**How to complete this task**
Search the listing for the word "header". Copy every line where it is found.

[[ Data to use, beginning ]]

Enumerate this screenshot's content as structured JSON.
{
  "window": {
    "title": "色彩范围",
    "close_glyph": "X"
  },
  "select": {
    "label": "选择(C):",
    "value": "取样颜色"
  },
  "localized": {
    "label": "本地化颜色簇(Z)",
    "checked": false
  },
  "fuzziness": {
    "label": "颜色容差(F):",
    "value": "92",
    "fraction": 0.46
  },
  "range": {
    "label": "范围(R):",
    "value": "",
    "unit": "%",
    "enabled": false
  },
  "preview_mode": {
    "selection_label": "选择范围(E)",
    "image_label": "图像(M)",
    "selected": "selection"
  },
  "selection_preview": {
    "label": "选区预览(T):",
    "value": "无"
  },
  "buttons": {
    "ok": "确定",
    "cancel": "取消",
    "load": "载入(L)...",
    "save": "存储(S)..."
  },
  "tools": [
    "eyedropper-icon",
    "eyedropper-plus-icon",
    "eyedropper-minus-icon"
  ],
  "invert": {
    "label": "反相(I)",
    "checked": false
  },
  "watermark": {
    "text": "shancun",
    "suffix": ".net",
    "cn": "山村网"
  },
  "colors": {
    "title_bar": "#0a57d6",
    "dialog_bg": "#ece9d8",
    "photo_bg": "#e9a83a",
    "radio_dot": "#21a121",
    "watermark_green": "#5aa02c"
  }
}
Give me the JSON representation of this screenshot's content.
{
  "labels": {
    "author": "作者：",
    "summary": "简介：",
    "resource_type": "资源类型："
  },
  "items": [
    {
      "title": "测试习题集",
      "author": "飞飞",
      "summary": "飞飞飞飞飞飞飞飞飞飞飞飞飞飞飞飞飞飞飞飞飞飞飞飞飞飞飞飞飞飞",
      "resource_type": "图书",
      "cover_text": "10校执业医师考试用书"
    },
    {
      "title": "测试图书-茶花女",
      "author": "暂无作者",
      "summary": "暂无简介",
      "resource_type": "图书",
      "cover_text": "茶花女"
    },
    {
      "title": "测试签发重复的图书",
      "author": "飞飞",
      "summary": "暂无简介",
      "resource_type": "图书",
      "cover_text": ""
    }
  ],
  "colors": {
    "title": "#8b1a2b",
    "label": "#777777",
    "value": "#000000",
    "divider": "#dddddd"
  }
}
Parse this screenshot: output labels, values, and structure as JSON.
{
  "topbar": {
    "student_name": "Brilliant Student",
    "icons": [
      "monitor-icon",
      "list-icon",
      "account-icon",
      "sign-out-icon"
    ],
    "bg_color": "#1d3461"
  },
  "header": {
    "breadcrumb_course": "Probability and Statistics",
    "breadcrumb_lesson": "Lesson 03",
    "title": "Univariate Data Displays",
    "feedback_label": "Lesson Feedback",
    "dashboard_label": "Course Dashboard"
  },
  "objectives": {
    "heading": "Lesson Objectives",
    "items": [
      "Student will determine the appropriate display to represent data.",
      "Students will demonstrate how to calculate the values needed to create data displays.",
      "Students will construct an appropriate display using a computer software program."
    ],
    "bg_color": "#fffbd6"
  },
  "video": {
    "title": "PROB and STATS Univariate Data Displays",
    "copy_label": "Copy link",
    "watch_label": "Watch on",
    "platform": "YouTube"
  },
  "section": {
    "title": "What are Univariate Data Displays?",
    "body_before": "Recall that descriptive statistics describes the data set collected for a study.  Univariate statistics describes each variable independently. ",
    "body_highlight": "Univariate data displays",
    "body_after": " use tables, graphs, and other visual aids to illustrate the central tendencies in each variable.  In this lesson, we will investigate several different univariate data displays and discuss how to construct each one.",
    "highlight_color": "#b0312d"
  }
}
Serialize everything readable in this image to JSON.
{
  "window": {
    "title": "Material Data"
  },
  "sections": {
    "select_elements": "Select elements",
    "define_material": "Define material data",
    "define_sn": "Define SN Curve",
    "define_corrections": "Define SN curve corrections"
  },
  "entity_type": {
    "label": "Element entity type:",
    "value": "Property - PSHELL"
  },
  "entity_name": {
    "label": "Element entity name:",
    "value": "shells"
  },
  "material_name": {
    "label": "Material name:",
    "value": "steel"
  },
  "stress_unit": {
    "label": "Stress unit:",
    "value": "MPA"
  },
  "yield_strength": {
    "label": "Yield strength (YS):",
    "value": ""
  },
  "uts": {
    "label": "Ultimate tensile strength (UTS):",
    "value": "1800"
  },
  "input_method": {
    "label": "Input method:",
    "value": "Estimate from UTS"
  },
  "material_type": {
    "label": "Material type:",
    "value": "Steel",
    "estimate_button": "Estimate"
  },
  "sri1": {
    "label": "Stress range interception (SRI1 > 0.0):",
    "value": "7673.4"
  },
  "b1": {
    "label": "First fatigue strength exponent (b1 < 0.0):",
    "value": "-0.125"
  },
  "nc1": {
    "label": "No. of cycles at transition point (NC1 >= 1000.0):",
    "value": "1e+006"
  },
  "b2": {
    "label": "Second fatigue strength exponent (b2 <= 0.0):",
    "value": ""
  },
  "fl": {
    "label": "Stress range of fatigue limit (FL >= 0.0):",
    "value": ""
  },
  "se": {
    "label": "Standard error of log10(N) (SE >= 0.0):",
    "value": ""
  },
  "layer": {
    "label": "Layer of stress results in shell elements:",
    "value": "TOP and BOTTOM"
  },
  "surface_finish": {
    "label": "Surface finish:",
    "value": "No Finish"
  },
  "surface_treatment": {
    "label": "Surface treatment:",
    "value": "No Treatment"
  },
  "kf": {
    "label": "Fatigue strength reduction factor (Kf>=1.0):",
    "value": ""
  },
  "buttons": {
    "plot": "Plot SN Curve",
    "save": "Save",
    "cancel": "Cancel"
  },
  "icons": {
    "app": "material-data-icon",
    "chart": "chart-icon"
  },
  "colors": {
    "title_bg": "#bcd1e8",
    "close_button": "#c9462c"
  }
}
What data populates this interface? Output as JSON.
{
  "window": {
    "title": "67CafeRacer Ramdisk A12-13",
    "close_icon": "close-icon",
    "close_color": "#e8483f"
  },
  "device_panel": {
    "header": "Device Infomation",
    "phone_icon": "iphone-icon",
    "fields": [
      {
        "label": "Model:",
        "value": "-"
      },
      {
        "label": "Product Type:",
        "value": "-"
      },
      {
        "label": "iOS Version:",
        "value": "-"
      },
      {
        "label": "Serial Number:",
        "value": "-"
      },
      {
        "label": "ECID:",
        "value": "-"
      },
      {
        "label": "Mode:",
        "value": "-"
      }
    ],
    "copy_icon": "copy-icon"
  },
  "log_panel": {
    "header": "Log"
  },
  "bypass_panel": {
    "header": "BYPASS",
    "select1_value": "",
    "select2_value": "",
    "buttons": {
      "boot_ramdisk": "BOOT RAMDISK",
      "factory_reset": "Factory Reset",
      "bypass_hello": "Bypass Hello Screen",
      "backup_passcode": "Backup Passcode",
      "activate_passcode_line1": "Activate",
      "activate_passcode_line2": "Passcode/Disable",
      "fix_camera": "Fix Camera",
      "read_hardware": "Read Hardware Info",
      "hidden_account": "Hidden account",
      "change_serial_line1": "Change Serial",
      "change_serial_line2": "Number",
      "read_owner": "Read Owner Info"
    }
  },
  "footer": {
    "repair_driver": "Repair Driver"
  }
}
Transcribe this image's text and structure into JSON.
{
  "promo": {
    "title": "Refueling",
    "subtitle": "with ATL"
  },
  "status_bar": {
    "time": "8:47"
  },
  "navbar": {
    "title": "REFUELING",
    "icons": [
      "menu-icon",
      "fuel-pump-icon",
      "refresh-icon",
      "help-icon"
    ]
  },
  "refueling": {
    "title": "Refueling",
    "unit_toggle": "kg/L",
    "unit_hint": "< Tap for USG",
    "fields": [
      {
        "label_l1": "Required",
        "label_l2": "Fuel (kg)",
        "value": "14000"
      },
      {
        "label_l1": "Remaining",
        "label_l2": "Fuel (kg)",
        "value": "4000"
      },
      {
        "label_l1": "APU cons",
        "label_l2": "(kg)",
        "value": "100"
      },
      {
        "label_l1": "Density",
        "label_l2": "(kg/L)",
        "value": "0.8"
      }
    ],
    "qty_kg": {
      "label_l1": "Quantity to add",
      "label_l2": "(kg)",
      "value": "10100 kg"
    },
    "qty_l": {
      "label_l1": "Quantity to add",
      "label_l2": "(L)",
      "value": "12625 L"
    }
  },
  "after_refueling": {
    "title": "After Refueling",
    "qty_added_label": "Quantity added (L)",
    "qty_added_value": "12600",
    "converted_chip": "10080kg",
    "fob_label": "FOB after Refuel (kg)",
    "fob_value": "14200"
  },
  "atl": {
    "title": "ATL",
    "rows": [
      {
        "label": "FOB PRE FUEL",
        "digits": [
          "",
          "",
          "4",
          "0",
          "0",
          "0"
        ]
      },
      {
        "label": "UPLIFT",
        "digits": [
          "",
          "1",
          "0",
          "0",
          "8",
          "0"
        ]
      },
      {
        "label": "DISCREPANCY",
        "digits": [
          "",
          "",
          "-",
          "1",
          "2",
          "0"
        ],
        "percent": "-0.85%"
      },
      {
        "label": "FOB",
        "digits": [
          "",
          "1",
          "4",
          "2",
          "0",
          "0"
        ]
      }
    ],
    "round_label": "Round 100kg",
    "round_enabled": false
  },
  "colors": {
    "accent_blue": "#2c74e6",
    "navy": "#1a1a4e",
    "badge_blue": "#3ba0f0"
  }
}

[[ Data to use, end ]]

**Exercise output**
  "header": {
    "header": "Device Infomation",
    "header": "Log"
    "header": "BYPASS",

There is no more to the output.